# What to do
Please report how many lines in the records below contain "screenshot". Reply with the number alone.

Data records for software interfaces:
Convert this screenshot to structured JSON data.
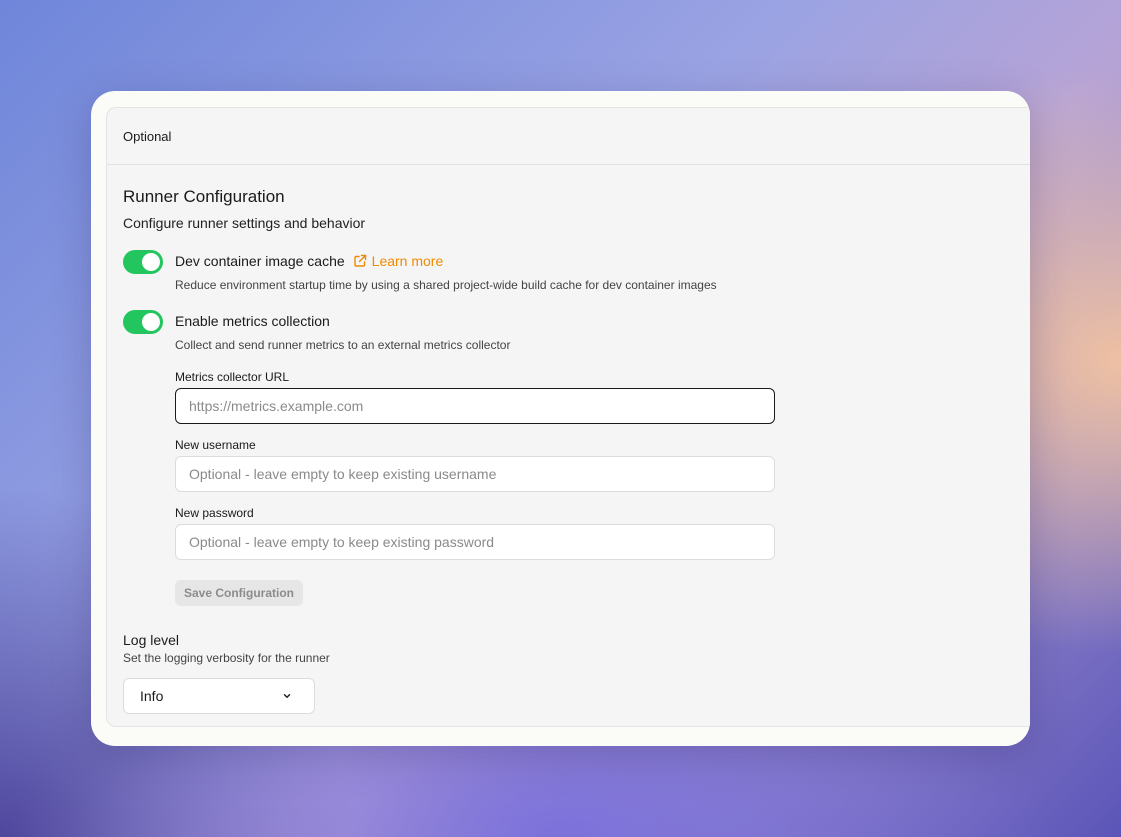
{
  "panel": {
    "header_label": "Optional"
  },
  "runner": {
    "title": "Runner Configuration",
    "description": "Configure runner settings and behavior"
  },
  "settings": {
    "dev_cache": {
      "label": "Dev container image cache",
      "enabled": true,
      "learn_more_label": "Learn more",
      "help": "Reduce environment startup time by using a shared project-wide build cache for dev container images"
    },
    "metrics": {
      "label": "Enable metrics collection",
      "enabled": true,
      "help": "Collect and send runner metrics to an external metrics collector",
      "url_label": "Metrics collector URL",
      "url_placeholder": "https://metrics.example.com",
      "url_value": "",
      "username_label": "New username",
      "username_placeholder": "Optional - leave empty to keep existing username",
      "username_value": "",
      "password_label": "New password",
      "password_placeholder": "Optional - leave empty to keep existing password",
      "password_value": "",
      "save_label": "Save Configuration"
    }
  },
  "log_level": {
    "title": "Log level",
    "description": "Set the logging verbosity for the runner",
    "selected": "Info"
  },
  "colors": {
    "toggle_on": "#22c55e",
    "link": "#ef8a00",
    "panel_bg": "#f5f5f5"
  },
  "icons": {
    "learn_more": "external-link-icon",
    "select": "chevron-down-icon"
  }
}
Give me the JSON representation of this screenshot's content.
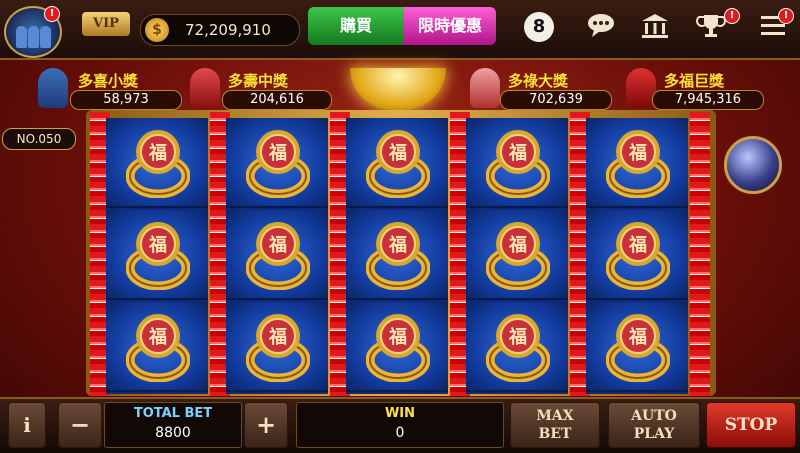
{
  "topbar": {
    "vip_label": "VIP",
    "coins": "72,209,910",
    "buy_label": "購買",
    "promo_label": "限時優惠",
    "eight_ball": "8",
    "badge": "!"
  },
  "jackpots": [
    {
      "title": "多喜小獎",
      "value": "58,973"
    },
    {
      "title": "多壽中獎",
      "value": "204,616"
    },
    {
      "title": "多祿大獎",
      "value": "702,639"
    },
    {
      "title": "多福巨獎",
      "value": "7,945,316"
    }
  ],
  "reel_number": "NO.050",
  "reels": {
    "symbol": "ring-fu-icon",
    "symbol_char": "福",
    "columns": 5,
    "rows": 3
  },
  "bottom": {
    "info_label": "i",
    "minus_label": "−",
    "plus_label": "+",
    "total_bet_label": "TOTAL BET",
    "total_bet_value": "8800",
    "win_label": "WIN",
    "win_value": "0",
    "max_bet_line1": "MAX",
    "max_bet_line2": "BET",
    "auto_play_line1": "AUTO",
    "auto_play_line2": "PLAY",
    "stop_label": "STOP"
  },
  "colors": {
    "background": "#7a1409",
    "reel_blue": "#123a9c",
    "gold": "#e2b04a",
    "jackpot_text": "#ffdf3a",
    "buy_green": "#1f9a2a",
    "promo_pink": "#d61fae"
  }
}
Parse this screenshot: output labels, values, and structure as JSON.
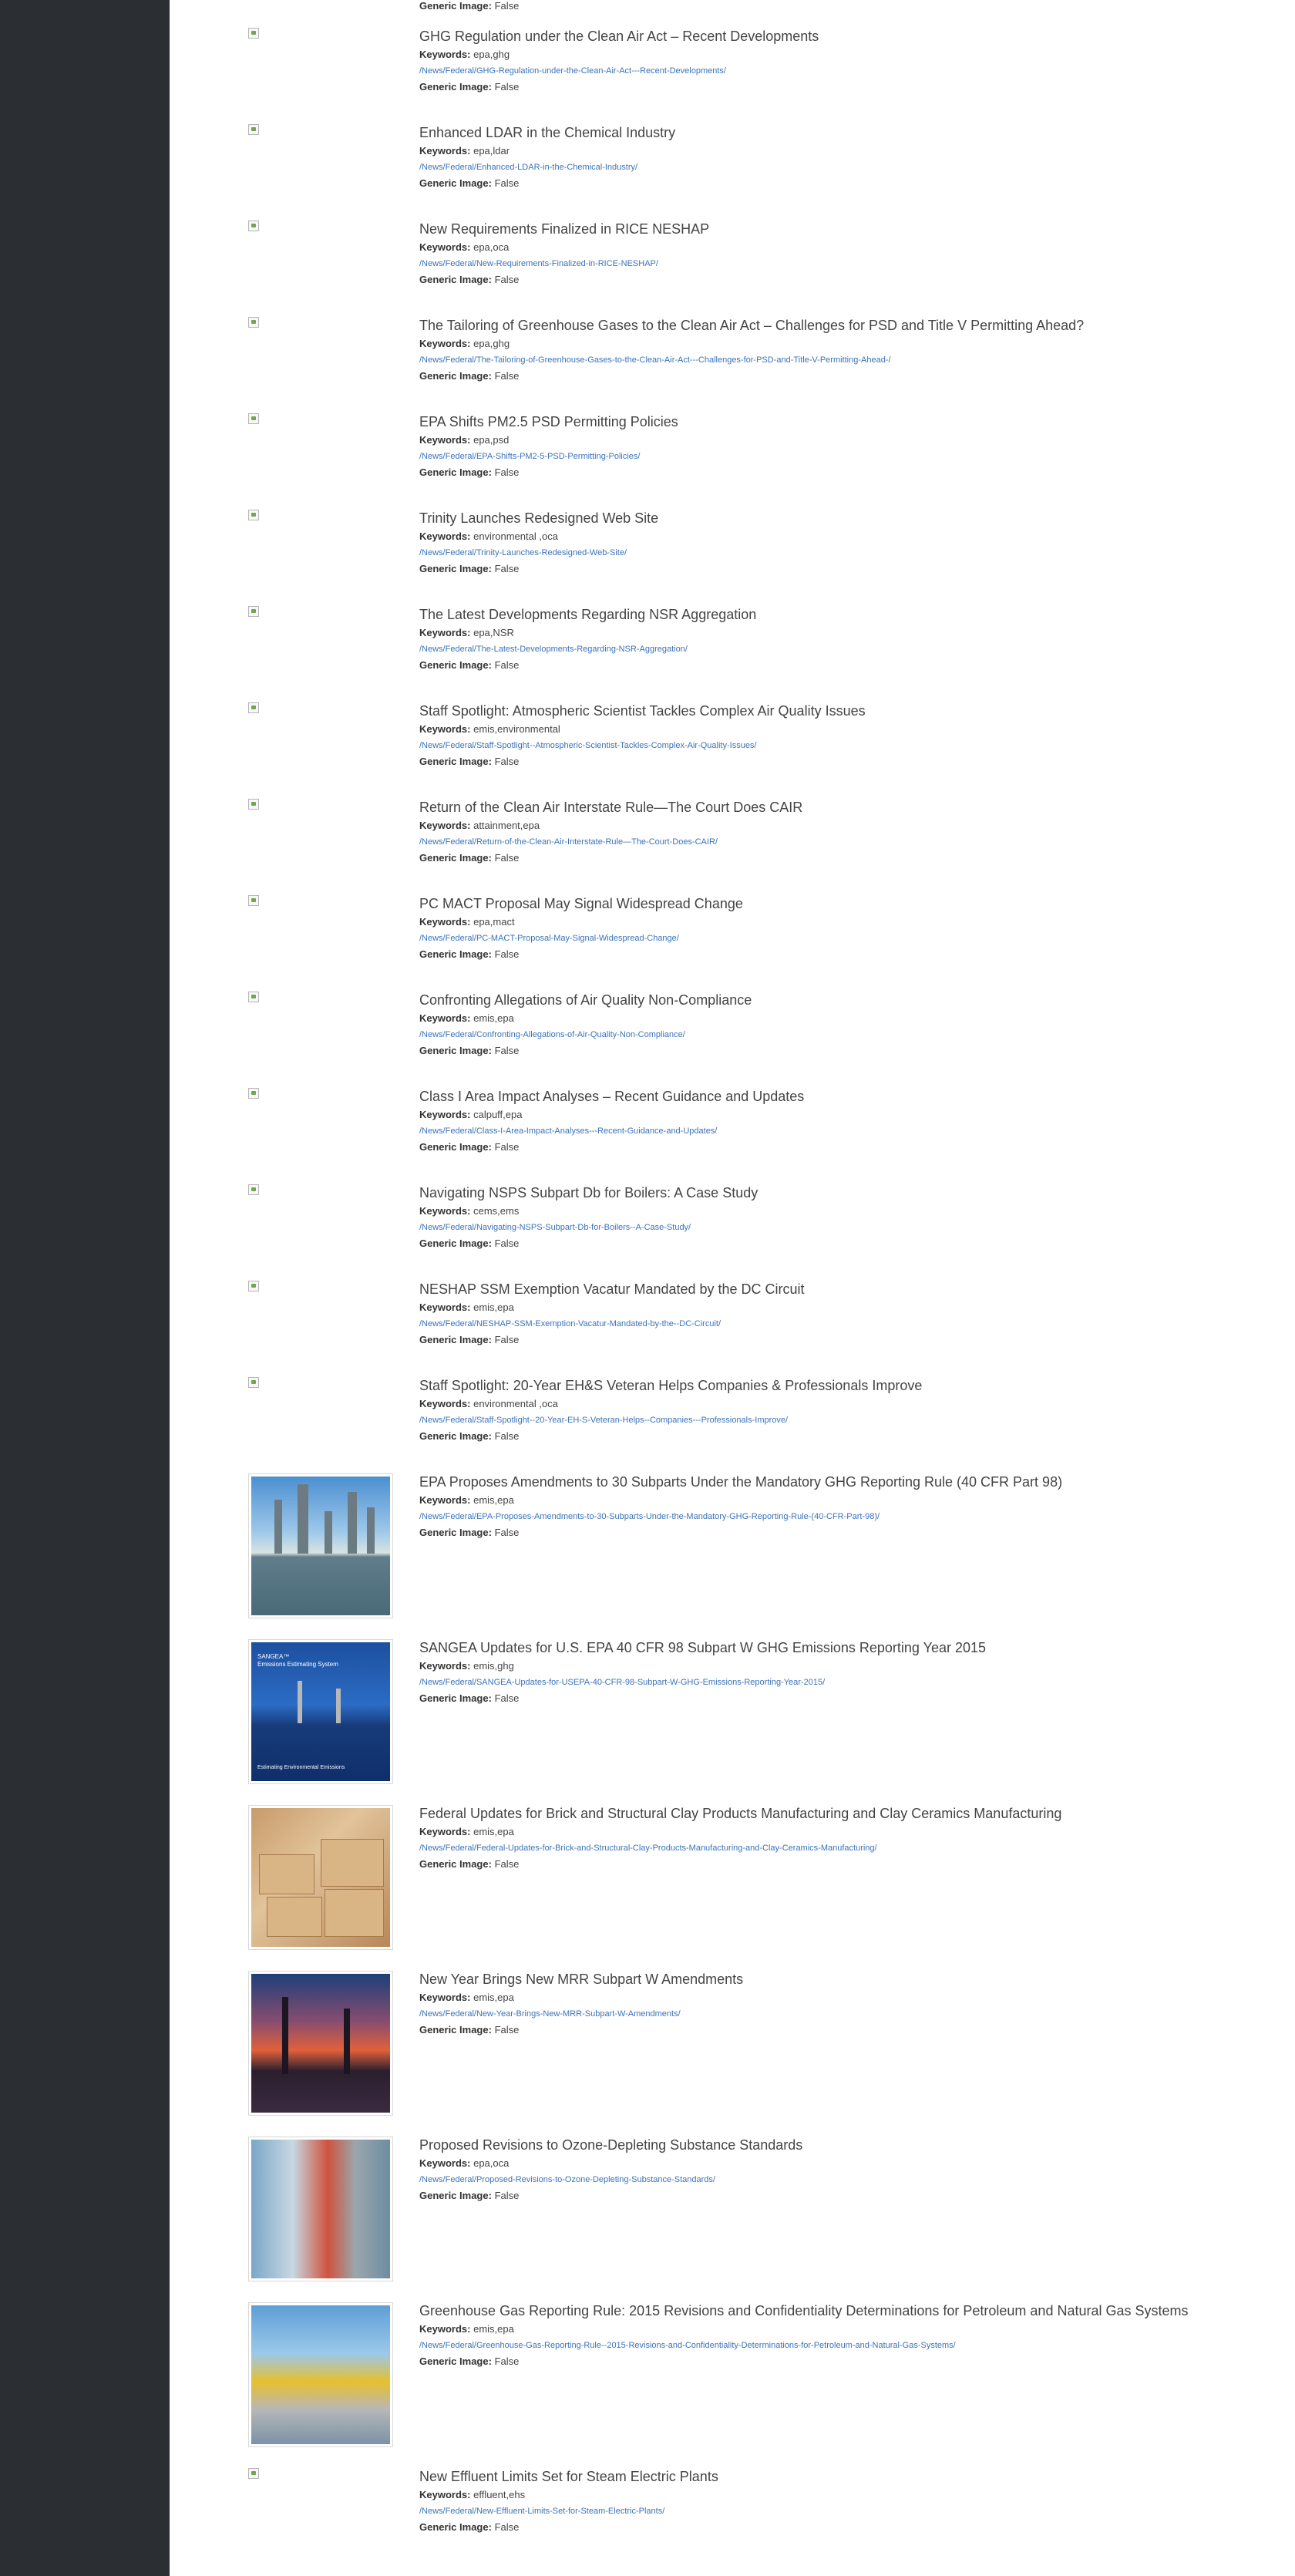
{
  "labels": {
    "keywords": "Keywords:",
    "generic": "Generic Image:"
  },
  "top_generic_value": "False",
  "items": [
    {
      "title": "GHG Regulation under the Clean Air Act – Recent Developments",
      "keywords": "epa,ghg",
      "url": "/News/Federal/GHG-Regulation-under-the-Clean-Air-Act---Recent-Developments/",
      "generic": "False"
    },
    {
      "title": "Enhanced LDAR in the Chemical Industry",
      "keywords": "epa,ldar",
      "url": "/News/Federal/Enhanced-LDAR-in-the-Chemical-Industry/",
      "generic": "False"
    },
    {
      "title": "New Requirements Finalized in RICE NESHAP",
      "keywords": "epa,oca",
      "url": "/News/Federal/New-Requirements-Finalized-in-RICE-NESHAP/",
      "generic": "False"
    },
    {
      "title": "The Tailoring of Greenhouse Gases to the Clean Air Act – Challenges for PSD and Title V Permitting Ahead?",
      "keywords": "epa,ghg",
      "url": "/News/Federal/The-Tailoring-of-Greenhouse-Gases-to-the-Clean-Air-Act---Challenges-for-PSD-and-Title-V-Permitting-Ahead-/",
      "generic": "False"
    },
    {
      "title": "EPA Shifts PM2.5 PSD Permitting Policies",
      "keywords": "epa,psd",
      "url": "/News/Federal/EPA-Shifts-PM2-5-PSD-Permitting-Policies/",
      "generic": "False"
    },
    {
      "title": "Trinity Launches Redesigned Web Site",
      "keywords": "environmental ,oca",
      "url": "/News/Federal/Trinity-Launches-Redesigned-Web-Site/",
      "generic": "False"
    },
    {
      "title": "The Latest Developments Regarding NSR Aggregation",
      "keywords": "epa,NSR",
      "url": "/News/Federal/The-Latest-Developments-Regarding-NSR-Aggregation/",
      "generic": "False"
    },
    {
      "title": "Staff Spotlight: Atmospheric Scientist Tackles Complex Air Quality Issues",
      "keywords": "emis,environmental",
      "url": "/News/Federal/Staff-Spotlight--Atmospheric-Scientist-Tackles-Complex-Air-Quality-Issues/",
      "generic": "False"
    },
    {
      "title": "Return of the Clean Air Interstate Rule—The Court Does CAIR",
      "keywords": "attainment,epa",
      "url": "/News/Federal/Return-of-the-Clean-Air-Interstate-Rule—The-Court-Does-CAIR/",
      "generic": "False"
    },
    {
      "title": "PC MACT Proposal May Signal Widespread Change",
      "keywords": "epa,mact",
      "url": "/News/Federal/PC-MACT-Proposal-May-Signal-Widespread-Change/",
      "generic": "False"
    },
    {
      "title": "Confronting Allegations of Air Quality Non-Compliance",
      "keywords": "emis,epa",
      "url": "/News/Federal/Confronting-Allegations-of-Air-Quality-Non-Compliance/",
      "generic": "False"
    },
    {
      "title": "Class I Area Impact Analyses – Recent Guidance and Updates",
      "keywords": "calpuff,epa",
      "url": "/News/Federal/Class-I-Area-Impact-Analyses---Recent-Guidance-and-Updates/",
      "generic": "False"
    },
    {
      "title": "Navigating NSPS Subpart Db for Boilers: A Case Study",
      "keywords": "cems,ems",
      "url": "/News/Federal/Navigating-NSPS-Subpart-Db-for-Boilers--A-Case-Study/",
      "generic": "False"
    },
    {
      "title": "NESHAP SSM Exemption Vacatur Mandated by the DC Circuit",
      "keywords": "emis,epa",
      "url": "/News/Federal/NESHAP-SSM-Exemption-Vacatur-Mandated-by-the--DC-Circuit/",
      "generic": "False"
    },
    {
      "title": "Staff Spotlight: 20-Year EH&S Veteran Helps Companies & Professionals Improve",
      "keywords": "environmental ,oca",
      "url": "/News/Federal/Staff-Spotlight--20-Year-EH-S-Veteran-Helps--Companies---Professionals-Improve/",
      "generic": "False"
    },
    {
      "title": "EPA Proposes Amendments to 30 Subparts Under the Mandatory GHG Reporting Rule (40 CFR Part 98)",
      "keywords": "emis,epa",
      "url": "/News/Federal/EPA-Proposes-Amendments-to-30-Subparts-Under-the-Mandatory-GHG-Reporting-Rule-(40-CFR-Part-98)/",
      "generic": "False"
    },
    {
      "title": "SANGEA Updates for U.S. EPA 40 CFR 98 Subpart W GHG Emissions Reporting Year 2015",
      "keywords": "emis,ghg",
      "url": "/News/Federal/SANGEA-Updates-for-USEPA-40-CFR-98-Subpart-W-GHG-Emissions-Reporting-Year-2015/",
      "generic": "False"
    },
    {
      "title": "Federal Updates for Brick and Structural Clay Products Manufacturing and Clay Ceramics Manufacturing",
      "keywords": "emis,epa",
      "url": "/News/Federal/Federal-Updates-for-Brick-and-Structural-Clay-Products-Manufacturing-and-Clay-Ceramics-Manufacturing/",
      "generic": "False"
    },
    {
      "title": "New Year Brings New MRR Subpart W Amendments",
      "keywords": "emis,epa",
      "url": "/News/Federal/New-Year-Brings-New-MRR-Subpart-W-Amendments/",
      "generic": "False"
    },
    {
      "title": "Proposed Revisions to Ozone-Depleting Substance Standards",
      "keywords": "epa,oca",
      "url": "/News/Federal/Proposed-Revisions-to-Ozone-Depleting-Substance-Standards/",
      "generic": "False"
    },
    {
      "title": "Greenhouse Gas Reporting Rule: 2015 Revisions and Confidentiality Determinations for Petroleum and Natural Gas Systems",
      "keywords": "emis,epa",
      "url": "/News/Federal/Greenhouse-Gas-Reporting-Rule--2015-Revisions-and-Confidentiality-Determinations-for-Petroleum-and-Natural-Gas-Systems/",
      "generic": "False"
    },
    {
      "title": "New Effluent Limits Set for Steam Electric Plants",
      "keywords": "effluent,ehs",
      "url": "/News/Federal/New-Effluent-Limits-Set-for-Steam-Electric-Plants/",
      "generic": "False"
    }
  ],
  "sangea_image_text": {
    "top": "SANGEA™",
    "sub": "Emissions Estimating System",
    "bottom": "Estimating Environmental Emissions"
  }
}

# Written solution
3